Ancestral Roofs

"In Praise of Older Buildings"

Wednesday, December 17, 2014

North Country Fair

Last fall (how long ago it now seems) I took the road less travelled along Central and North Frontenac county roads, following my nose for old buildings and stories.

This area is part of the well-known settlement story, of the tantalizing promises of the Colonization Roads which led immigrants hungry for land of their own, and a future, to break their hearts on the stony ground of the country north of today's Highway 7.

The story is usually told by the structures still standing...a tumbledown log house attests to the reality - the farm may have provided a small living for a large family, but there were never the resources to build that next house of frame or stone of which the settler dreamed.

Nevertheless, there were a number of fine farms and well-maintained homes and properties, attesting to the fickle nature of geology - they were the birthright of  folks whose land grant fell onto a band of good soil, which was all one needed - that and good health, extraordinary luck, and strong sons. Sounds Biblical.

so few general stores now

These are a few of the lovely places I visited - I don't know their story, but they have stories to tell.

 There's a terrific history of Frontenac County, published a number of years ago, titled County of a Thousand Lakes: The History of the County of Frontanac 1673 - 1973, published in 1982. Not surprisingly, it's a large volume; I've borrowed it twice through BPL's most obliging inter-library loan department, and still haven't made it all the way through.
resourceful sign-maker
So much more to see and learn about.
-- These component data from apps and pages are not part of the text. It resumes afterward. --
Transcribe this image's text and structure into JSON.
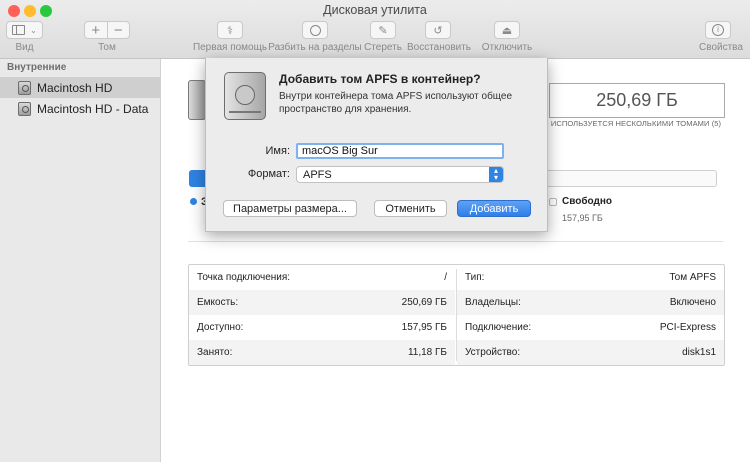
{
  "window": {
    "title": "Дисковая утилита"
  },
  "toolbar": {
    "view_label": "Вид",
    "volume_label": "Том",
    "first_aid_label": "Первая помощь",
    "partition_label": "Разбить на разделы",
    "erase_label": "Стереть",
    "restore_label": "Восстановить",
    "unmount_label": "Отключить",
    "info_label": "Свойства"
  },
  "sidebar": {
    "section": "Внутренние",
    "items": [
      {
        "label": "Macintosh HD",
        "selected": true
      },
      {
        "label": "Macintosh HD - Data",
        "selected": false
      }
    ]
  },
  "main": {
    "capacity": "250,69 ГБ",
    "capacity_caption": "ИСПОЛЬЗУЕТСЯ НЕСКОЛЬКИМИ ТОМАМИ (5)",
    "legend_used_partial": "З",
    "legend_free_label": "Свободно",
    "legend_free_value": "157,95 ГБ",
    "usage_fraction": 0.035,
    "info_left": [
      {
        "key": "Точка подключения:",
        "value": "/"
      },
      {
        "key": "Емкость:",
        "value": "250,69 ГБ"
      },
      {
        "key": "Доступно:",
        "value": "157,95 ГБ"
      },
      {
        "key": "Занято:",
        "value": "11,18 ГБ"
      }
    ],
    "info_right": [
      {
        "key": "Тип:",
        "value": "Том APFS"
      },
      {
        "key": "Владельцы:",
        "value": "Включено"
      },
      {
        "key": "Подключение:",
        "value": "PCI-Express"
      },
      {
        "key": "Устройство:",
        "value": "disk1s1"
      }
    ]
  },
  "dialog": {
    "title": "Добавить том APFS в контейнер?",
    "description": "Внутри контейнера тома APFS используют общее пространство для хранения.",
    "name_label": "Имя:",
    "name_value": "macOS Big Sur",
    "format_label": "Формат:",
    "format_value": "APFS",
    "size_options_button": "Параметры размера...",
    "cancel_button": "Отменить",
    "add_button": "Добавить"
  },
  "colors": {
    "accent": "#2f83e3",
    "close": "#fe5f57",
    "minimize": "#febc2e",
    "zoom": "#28c840"
  }
}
Questions tumble out. Is there a desert in Desert Lake? When did cottages start to grow into monster-homes on the lake?

 Why are the stone buildings of Harrowsmith striped? Where did the old cabin resorts go? Can I find that great twisty road north of Sydenham again?

When did folks stop going to church here? What destroyed these small communities? Who are the folks who live here today?
thanks to Vintage Kingston FB

So many stories to tell.

There may just be a new book of Frontenac County history (from the ground up) coming soon. Stay tuned.

For now, a few photos to take me back to the back roads and communities of Frontenac- and hopefully entice you to go too.


  1. All those sights... all that history... and a beautiful day to boot. Looks like another lovely area to explore.

  2. Hello, I enjoy your blog and photos very much. Can you please tell me how I can find topics on your blog? I cannot seem to find a way to get to a particular topic. On the right there are photos of buildings, with descriptions, but clicking on a photo does not take me to its page. If I type, "Gothic revival with snowdrops" in the Search field at the upper-left, I cannot find anything about that topic. I see the archives, but apart from going through each month, I'm wondering if there is a quicker way to look at the contents. Many thanks.

  3. Hello Brian. I think that search field works for more generic topics. I tried 'Toronto' and 'Gothic Revival' and got relevant posts. The wee photos at left are just a Blogger gallery, they don't link to posts. Does that help? Let me know what topic you're looking for, and I can maybe suggest some specific posts.

  4. The wee photos at the right, I should say! Thanks for visiting ancestralroofs.